**What you have to do:**
Only the text of the records, copied exactly, is wanted; no pictures.

(Dataset rows describing interfaces)
● ● ● ● ● ● ●
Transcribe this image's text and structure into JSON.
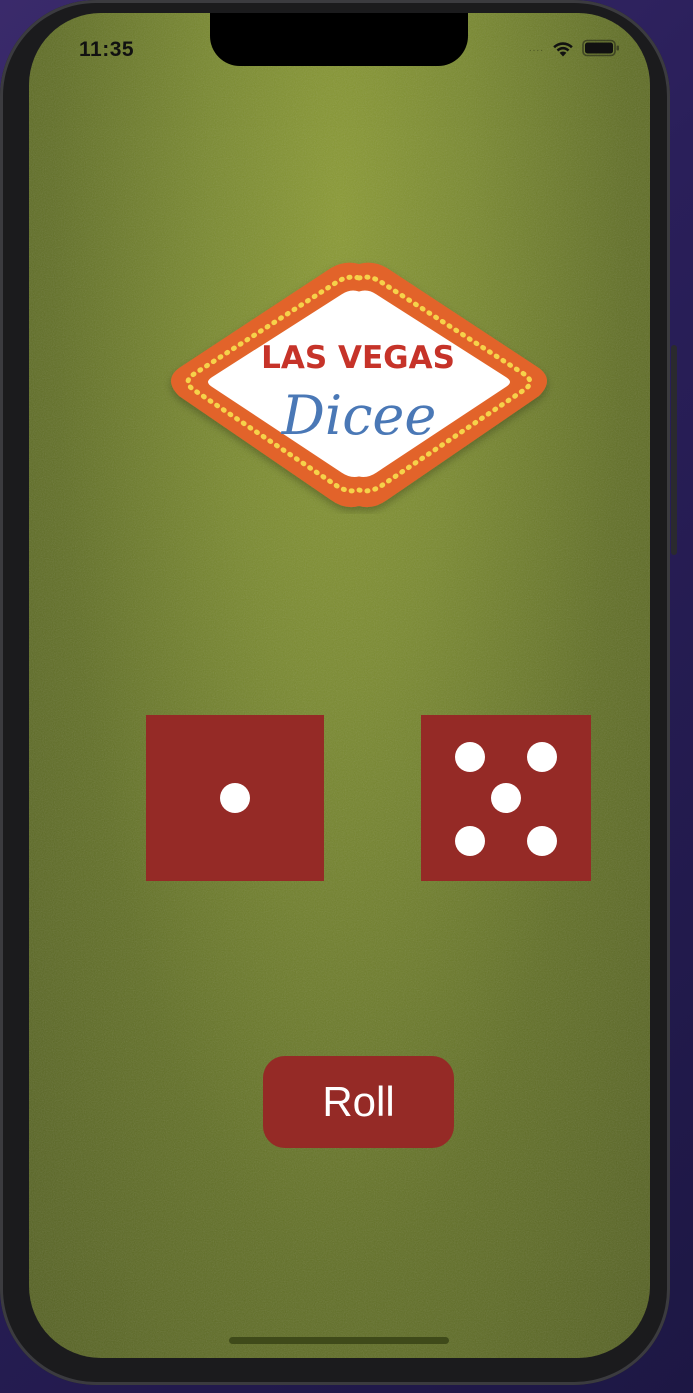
{
  "status_bar": {
    "time": "11:35",
    "signal": "....",
    "wifi_icon": "wifi-icon",
    "battery_icon": "battery-icon"
  },
  "logo": {
    "top_text": "LAS VEGAS",
    "script_text": "Dicee",
    "colors": {
      "border_orange": "#e2642a",
      "bulb_yellow": "#f6d24a",
      "inner_white": "#ffffff",
      "top_text_red": "#c63329",
      "script_blue": "#4a78b6"
    }
  },
  "dice": {
    "left": {
      "value": 1
    },
    "right": {
      "value": 5
    },
    "color": "#952a26",
    "pip_color": "#ffffff"
  },
  "roll_button": {
    "label": "Roll",
    "color": "#952a26"
  },
  "colors": {
    "felt_green": "#7a8a30"
  }
}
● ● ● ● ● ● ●
**Output for this task:**
Transcribe this image's text and structure into JSON.
{
  "status_bar": {
    "time": "11:35",
    "signal": "....",
    "wifi_icon": "wifi-icon",
    "battery_icon": "battery-icon"
  },
  "logo": {
    "top_text": "LAS VEGAS",
    "script_text": "Dicee",
    "colors": {
      "border_orange": "#e2642a",
      "bulb_yellow": "#f6d24a",
      "inner_white": "#ffffff",
      "top_text_red": "#c63329",
      "script_blue": "#4a78b6"
    }
  },
  "dice": {
    "left": {
      "value": 1
    },
    "right": {
      "value": 5
    },
    "color": "#952a26",
    "pip_color": "#ffffff"
  },
  "roll_button": {
    "label": "Roll",
    "color": "#952a26"
  },
  "colors": {
    "felt_green": "#7a8a30"
  }
}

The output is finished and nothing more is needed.